Future-proofing our oceans
Image:Image: iStock – Velvetfish
Australian scientists are being forced to pick up the slack as the Morrison government continues to evade genuine climate policy.
Trying to find ways to slow and reverse the impacts of climate change on our environment, the practise of ‘future-proofing’ has come into play.
The creation of ‘Super Kelp’, a modified breed of kelp that are designed to better adapt rising sea temperatures, is one of the most recent examples of scientists attempting to future-proof our planet.
But should the responsibility of climate action fall solely onto scientists while the country waits for the government to establish genuine climate legislation?

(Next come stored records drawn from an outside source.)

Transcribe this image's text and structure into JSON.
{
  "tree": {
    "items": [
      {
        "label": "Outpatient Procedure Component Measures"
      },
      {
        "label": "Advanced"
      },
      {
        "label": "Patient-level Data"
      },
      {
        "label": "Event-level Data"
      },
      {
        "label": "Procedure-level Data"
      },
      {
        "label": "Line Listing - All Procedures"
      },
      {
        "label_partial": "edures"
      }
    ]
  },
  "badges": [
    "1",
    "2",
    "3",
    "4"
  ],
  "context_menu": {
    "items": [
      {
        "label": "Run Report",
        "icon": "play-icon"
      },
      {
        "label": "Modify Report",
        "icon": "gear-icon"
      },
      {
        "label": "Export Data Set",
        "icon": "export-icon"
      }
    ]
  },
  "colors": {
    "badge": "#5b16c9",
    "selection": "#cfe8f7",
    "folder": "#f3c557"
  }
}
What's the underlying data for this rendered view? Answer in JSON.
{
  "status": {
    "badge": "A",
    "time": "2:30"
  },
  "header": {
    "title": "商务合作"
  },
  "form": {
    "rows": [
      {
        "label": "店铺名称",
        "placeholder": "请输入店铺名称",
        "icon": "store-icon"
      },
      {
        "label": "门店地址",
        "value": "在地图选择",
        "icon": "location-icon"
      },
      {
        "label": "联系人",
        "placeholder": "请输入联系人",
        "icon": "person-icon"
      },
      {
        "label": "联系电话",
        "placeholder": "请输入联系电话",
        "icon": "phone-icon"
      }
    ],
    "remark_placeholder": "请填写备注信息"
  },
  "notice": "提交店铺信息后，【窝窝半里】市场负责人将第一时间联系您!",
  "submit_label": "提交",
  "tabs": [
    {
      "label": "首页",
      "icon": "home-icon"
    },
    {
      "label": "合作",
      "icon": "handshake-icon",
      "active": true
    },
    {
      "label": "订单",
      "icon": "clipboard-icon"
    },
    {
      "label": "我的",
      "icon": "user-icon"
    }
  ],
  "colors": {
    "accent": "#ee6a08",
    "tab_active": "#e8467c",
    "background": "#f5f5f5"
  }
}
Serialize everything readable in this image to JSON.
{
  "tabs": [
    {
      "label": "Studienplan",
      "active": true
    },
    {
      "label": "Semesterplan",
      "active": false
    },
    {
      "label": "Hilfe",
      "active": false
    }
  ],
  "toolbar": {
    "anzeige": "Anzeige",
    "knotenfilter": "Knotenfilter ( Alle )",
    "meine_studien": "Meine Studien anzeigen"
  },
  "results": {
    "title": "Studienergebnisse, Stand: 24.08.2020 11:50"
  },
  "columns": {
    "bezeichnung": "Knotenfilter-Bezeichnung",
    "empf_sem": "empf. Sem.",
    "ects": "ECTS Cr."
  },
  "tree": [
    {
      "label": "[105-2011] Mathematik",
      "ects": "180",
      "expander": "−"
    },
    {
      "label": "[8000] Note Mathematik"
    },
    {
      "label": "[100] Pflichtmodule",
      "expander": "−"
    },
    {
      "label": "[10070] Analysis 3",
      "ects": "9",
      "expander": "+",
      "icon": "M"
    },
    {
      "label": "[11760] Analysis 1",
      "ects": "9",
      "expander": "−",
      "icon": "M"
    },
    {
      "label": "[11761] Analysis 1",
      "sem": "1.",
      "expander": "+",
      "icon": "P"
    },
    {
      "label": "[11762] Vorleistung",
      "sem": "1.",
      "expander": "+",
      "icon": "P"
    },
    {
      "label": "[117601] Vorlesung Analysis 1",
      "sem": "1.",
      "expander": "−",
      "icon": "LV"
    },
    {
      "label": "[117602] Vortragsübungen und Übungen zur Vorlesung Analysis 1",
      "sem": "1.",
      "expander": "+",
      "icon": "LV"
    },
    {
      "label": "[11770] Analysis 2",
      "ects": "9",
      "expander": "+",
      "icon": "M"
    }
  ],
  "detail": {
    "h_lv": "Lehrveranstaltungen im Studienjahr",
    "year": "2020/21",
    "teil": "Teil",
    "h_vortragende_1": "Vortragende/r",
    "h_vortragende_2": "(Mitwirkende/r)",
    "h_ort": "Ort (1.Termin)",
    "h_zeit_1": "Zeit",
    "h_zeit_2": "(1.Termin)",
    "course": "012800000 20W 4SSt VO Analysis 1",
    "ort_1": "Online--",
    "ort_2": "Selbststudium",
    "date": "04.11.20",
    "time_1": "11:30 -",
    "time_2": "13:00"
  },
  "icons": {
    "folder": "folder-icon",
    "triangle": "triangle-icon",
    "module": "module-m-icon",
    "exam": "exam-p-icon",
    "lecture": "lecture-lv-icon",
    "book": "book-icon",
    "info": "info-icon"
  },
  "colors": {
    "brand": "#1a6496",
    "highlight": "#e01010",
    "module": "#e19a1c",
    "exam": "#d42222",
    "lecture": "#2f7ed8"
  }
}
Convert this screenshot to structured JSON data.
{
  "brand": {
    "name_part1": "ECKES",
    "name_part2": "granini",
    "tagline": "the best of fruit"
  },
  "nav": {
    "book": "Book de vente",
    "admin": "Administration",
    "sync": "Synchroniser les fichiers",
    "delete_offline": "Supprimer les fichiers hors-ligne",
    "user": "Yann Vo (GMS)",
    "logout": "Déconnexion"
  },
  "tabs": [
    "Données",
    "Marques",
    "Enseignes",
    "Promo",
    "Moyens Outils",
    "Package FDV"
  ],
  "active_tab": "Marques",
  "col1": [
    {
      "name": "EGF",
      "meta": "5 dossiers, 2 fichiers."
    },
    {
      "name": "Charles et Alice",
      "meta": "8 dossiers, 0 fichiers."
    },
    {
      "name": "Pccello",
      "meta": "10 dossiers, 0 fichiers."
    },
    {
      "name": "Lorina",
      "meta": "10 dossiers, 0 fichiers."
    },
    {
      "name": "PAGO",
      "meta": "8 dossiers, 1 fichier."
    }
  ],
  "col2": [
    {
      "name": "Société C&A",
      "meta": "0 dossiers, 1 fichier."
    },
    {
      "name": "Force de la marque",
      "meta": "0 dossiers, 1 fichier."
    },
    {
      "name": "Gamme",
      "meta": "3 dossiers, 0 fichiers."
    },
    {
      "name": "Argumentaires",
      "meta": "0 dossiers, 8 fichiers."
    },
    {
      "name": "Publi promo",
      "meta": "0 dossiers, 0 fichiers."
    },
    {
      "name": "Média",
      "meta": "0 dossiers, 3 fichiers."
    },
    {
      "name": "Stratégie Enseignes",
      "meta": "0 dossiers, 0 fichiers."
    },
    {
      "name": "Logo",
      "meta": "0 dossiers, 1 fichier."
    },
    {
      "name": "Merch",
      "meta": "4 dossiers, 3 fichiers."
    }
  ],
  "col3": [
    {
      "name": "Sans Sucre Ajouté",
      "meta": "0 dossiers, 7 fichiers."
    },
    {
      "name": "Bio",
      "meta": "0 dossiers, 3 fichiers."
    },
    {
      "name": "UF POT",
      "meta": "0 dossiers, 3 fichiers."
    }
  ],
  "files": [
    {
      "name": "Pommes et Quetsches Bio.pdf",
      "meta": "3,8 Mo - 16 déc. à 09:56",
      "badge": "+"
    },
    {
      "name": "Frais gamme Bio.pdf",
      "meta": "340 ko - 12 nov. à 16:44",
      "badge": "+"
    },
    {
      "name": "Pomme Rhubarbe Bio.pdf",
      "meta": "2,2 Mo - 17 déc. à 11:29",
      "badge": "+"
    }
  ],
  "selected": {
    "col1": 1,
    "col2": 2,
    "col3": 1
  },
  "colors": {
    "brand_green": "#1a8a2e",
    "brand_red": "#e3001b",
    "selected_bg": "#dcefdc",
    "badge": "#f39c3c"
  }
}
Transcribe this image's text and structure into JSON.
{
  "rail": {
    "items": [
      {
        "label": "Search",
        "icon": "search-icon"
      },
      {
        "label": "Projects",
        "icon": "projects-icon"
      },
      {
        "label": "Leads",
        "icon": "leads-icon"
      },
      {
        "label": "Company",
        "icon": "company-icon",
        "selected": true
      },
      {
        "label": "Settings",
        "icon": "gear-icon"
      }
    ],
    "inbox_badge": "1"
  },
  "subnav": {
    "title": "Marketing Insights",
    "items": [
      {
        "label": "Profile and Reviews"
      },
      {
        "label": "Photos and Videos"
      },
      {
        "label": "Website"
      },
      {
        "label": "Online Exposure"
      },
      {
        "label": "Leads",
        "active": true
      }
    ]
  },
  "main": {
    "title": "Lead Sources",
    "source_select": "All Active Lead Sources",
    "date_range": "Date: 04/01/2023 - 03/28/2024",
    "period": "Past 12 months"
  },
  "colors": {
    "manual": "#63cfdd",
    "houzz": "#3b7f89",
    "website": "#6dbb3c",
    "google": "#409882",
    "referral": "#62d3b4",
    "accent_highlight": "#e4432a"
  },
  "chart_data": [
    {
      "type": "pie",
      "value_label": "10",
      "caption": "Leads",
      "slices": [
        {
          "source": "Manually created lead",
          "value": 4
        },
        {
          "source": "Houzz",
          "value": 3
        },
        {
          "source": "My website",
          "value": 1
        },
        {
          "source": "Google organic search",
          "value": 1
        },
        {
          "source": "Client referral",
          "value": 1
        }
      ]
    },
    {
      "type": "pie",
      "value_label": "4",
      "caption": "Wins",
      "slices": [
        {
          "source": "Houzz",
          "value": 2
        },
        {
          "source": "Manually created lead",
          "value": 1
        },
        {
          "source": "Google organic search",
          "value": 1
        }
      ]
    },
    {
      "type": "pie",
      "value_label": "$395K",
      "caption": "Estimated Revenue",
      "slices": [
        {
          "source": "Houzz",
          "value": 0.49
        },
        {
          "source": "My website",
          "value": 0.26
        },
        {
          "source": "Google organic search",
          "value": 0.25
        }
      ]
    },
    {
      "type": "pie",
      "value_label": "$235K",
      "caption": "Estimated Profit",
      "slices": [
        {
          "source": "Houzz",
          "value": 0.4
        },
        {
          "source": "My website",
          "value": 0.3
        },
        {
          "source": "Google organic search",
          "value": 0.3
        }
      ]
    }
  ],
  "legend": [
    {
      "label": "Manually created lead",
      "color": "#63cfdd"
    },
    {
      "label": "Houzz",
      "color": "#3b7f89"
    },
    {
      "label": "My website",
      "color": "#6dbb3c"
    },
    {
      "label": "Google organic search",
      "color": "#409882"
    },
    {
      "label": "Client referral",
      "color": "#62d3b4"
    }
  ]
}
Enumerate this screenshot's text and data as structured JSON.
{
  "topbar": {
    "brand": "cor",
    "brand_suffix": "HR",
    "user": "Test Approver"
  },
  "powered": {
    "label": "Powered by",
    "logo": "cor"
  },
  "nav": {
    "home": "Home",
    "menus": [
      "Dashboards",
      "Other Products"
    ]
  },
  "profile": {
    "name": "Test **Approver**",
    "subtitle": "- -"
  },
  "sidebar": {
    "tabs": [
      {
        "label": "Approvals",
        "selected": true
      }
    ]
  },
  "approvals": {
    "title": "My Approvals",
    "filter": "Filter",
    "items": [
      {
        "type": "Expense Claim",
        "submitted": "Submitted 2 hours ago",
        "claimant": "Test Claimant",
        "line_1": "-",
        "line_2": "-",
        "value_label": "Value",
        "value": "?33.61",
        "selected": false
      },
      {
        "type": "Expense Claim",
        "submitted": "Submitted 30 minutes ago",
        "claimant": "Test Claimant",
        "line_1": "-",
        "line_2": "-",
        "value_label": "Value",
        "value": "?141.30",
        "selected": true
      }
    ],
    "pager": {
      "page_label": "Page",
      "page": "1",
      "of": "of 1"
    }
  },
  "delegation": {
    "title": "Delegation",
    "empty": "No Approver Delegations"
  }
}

Cayne Layton, a Postdoctoral fellow and lecturer from the University of Tasmania joined the Wire’s Ayla Liebenberg to discuss this issue.
Produced By: Ayla Liebenberg
Featured In Story: Cayne Layton, Postdoctoral fellow and lecturer, University of Tasmania
First aired on The Wire, Wednesday 3 November 2021